Using the data below, copy each line that includes the word "STATUS".

(Collected data)

--- --- ---

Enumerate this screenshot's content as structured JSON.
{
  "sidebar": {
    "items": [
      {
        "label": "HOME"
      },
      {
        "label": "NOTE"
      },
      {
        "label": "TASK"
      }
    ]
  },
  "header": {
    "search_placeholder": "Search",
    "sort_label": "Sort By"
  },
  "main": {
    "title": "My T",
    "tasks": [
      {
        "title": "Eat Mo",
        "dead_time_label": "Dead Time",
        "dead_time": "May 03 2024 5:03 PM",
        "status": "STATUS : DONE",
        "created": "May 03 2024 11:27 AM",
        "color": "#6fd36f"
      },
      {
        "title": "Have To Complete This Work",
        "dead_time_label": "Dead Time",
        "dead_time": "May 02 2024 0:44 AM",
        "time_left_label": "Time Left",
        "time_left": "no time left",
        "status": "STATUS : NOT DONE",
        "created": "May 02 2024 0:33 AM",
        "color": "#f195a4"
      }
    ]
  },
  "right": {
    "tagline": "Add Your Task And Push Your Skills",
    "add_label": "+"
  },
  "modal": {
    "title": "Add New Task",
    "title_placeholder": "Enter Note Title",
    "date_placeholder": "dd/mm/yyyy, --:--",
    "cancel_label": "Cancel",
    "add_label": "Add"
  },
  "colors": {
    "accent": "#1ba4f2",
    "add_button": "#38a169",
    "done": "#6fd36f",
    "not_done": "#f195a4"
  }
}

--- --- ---

• [Result of the exercise]:
        "status": "STATUS : DONE",
        "status": "STATUS : NOT DONE",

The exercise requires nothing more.